A concerned citizen turned the tables on a Miami police officer by pulling him over for speeding (video below).
Local woman Claudia Castillo was running an errand for work around 1:30 p.m. on Jan. 29 when she reportedly noticed a police cruiser speeding past her on the highway near downtown Miami.
"He passed me with so much speed, so much force, my car shook," she told WSVN. "It scared the daylights out of me."
"I just thought, 'Holy Jesus, how fast is this man going?'" Castillo added.
The woman began recording the speeding officer on her cellphone, which was hooked up near her rearview mirror.
She said the officer did not have his emergency lights on, although she flashed her own lights and honked as she pursued him.
Castillo eventually caught up to the officer, who pulled over because he believed she had an emergency to report. When he walked up to the woman's car, however, she gave him a stern lecture about how fast he was going.
"The reason I pulled you over today, and I'm asking you to come over and have a conversation, is because I saw you since Miller Drive when you were first jumping onto the Palmetto, and you were pushing 90 miles an hour," Castillo can be heard telling the officer in the video footage of the incident, according to WSVN.
"You were leaving me behind, and I was going 80 miles an hour, and I just wanted to know, what's the emergency?" she added.
After the woman lectured him in the video, the officer said he was on his way to work and didn't believe he was speeding. However, he apologized and assured the woman that he would slow down.
Castillo posted the video clips of the speeding incident and her conversation with the officer to YouTube. The video, which was posted in three parts on Jan. 30, has now gone viral with over 150,000 views combined as of Feb. 1.
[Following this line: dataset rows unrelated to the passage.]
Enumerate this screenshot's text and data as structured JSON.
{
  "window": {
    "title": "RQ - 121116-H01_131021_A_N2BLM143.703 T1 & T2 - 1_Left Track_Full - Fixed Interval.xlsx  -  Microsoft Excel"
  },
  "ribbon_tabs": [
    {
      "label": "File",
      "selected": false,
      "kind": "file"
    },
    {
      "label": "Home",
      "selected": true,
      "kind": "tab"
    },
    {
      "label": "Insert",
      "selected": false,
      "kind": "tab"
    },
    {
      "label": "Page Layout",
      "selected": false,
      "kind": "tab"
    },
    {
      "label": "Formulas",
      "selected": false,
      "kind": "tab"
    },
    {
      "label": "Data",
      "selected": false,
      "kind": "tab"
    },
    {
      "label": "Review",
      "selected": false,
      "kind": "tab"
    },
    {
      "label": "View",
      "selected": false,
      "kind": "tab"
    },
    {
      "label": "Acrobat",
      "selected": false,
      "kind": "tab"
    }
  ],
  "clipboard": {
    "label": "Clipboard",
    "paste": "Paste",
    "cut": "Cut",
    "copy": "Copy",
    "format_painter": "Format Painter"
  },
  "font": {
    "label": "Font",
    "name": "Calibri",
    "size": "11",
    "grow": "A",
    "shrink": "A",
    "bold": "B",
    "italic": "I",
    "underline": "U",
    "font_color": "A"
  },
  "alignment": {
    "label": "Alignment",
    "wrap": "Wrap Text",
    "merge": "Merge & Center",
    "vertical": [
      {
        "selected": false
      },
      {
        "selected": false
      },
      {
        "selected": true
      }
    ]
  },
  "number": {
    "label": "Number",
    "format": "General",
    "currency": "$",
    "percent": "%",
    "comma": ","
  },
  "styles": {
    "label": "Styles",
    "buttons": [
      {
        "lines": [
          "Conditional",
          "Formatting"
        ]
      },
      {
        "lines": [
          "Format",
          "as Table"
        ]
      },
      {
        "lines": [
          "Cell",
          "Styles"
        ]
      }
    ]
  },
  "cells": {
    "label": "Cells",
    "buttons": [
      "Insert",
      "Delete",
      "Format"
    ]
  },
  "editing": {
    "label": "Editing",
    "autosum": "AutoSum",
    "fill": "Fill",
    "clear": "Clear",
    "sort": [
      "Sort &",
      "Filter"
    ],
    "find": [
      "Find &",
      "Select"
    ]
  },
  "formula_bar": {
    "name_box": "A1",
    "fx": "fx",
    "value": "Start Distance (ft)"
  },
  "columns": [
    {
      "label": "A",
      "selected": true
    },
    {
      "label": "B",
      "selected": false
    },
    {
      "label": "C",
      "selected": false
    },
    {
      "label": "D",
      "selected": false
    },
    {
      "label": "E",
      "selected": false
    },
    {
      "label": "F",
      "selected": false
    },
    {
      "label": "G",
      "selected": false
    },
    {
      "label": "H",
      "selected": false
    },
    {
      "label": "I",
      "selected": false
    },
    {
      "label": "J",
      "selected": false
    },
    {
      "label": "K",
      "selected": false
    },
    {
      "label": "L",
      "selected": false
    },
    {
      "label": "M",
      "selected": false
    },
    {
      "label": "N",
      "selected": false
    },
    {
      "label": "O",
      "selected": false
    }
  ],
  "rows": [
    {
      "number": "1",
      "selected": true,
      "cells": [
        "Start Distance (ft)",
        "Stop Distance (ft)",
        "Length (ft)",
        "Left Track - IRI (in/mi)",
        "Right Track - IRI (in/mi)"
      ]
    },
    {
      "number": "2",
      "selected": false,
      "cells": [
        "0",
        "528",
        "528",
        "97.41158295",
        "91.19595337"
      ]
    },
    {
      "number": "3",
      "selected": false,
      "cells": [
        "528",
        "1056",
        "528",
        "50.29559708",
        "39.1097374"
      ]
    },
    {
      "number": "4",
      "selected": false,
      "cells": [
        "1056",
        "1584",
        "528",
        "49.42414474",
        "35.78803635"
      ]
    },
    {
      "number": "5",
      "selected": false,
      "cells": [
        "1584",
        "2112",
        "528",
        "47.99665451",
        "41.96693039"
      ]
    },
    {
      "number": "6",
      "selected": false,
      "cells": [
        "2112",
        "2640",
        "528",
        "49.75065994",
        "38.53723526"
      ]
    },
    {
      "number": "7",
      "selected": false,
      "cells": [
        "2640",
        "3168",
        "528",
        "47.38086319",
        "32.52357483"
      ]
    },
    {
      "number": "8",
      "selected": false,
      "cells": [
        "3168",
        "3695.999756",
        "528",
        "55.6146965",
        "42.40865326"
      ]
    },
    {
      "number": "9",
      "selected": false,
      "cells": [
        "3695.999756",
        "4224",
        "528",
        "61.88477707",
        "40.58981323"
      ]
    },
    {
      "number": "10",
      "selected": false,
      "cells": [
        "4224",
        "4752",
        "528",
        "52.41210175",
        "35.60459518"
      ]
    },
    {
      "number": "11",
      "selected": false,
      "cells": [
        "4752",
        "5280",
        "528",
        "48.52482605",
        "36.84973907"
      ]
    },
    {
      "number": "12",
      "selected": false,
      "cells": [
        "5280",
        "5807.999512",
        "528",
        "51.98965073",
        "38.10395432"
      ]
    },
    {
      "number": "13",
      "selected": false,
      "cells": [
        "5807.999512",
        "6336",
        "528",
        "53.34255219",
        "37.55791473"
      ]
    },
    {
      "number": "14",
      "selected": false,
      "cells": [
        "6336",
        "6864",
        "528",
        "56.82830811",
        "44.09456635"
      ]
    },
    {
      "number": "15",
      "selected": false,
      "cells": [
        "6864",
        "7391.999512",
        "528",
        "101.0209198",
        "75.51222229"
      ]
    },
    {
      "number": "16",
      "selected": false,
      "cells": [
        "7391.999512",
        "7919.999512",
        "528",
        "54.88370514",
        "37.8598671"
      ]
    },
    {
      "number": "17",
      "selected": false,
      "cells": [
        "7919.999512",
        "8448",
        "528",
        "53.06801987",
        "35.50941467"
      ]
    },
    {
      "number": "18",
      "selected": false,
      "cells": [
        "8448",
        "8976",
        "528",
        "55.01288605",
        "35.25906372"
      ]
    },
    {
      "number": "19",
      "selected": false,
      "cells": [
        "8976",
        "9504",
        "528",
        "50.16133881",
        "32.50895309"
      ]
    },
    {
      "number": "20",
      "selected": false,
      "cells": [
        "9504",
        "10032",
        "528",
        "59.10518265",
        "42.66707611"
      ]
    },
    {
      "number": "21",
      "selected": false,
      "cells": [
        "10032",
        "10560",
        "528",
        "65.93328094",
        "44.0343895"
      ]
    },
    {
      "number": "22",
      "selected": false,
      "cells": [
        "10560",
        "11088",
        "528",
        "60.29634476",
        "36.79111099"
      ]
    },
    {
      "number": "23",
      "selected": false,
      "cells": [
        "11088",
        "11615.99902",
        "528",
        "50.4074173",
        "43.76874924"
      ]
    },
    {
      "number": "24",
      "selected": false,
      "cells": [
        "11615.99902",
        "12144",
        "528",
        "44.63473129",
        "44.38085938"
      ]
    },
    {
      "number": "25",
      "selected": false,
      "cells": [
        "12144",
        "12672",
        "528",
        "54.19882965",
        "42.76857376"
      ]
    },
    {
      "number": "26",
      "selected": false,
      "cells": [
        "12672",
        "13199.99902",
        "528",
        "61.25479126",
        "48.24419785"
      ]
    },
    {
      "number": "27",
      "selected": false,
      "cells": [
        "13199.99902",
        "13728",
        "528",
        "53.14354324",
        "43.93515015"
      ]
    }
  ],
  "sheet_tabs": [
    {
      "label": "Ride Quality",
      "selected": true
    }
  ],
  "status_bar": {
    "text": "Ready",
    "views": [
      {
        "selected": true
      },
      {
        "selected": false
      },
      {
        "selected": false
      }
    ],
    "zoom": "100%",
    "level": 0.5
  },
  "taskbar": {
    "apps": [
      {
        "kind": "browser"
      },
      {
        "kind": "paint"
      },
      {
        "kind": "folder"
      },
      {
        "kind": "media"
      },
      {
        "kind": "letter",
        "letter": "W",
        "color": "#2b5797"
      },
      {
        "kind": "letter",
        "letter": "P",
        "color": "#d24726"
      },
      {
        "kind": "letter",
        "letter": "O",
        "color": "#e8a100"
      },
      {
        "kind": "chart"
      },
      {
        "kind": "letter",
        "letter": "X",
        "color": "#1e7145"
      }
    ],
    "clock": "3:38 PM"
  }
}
Miami-Dade Police Director Juan Perez said in a statement on Jan. 31 that the police department plans to investigate the incident.
"The Miami Dade Police Department will have his immediate command staff investigate the matter, once the officer and citizen are identified," the statement read, according to WSVN. "The appropriate course of action will be taken at that point."
Investigators said Castillo will not be reprimanded for pulling the officer over.
An investigation by the Sun Sentinel in 2013 used electronic tolling data to show off-duty police cars in the Miami area speeding up to 130 miles per hour, according to the Miami Herald.
The Sun Sentinel won a Pulitzer Prize for its role in exposing these speeding incidents.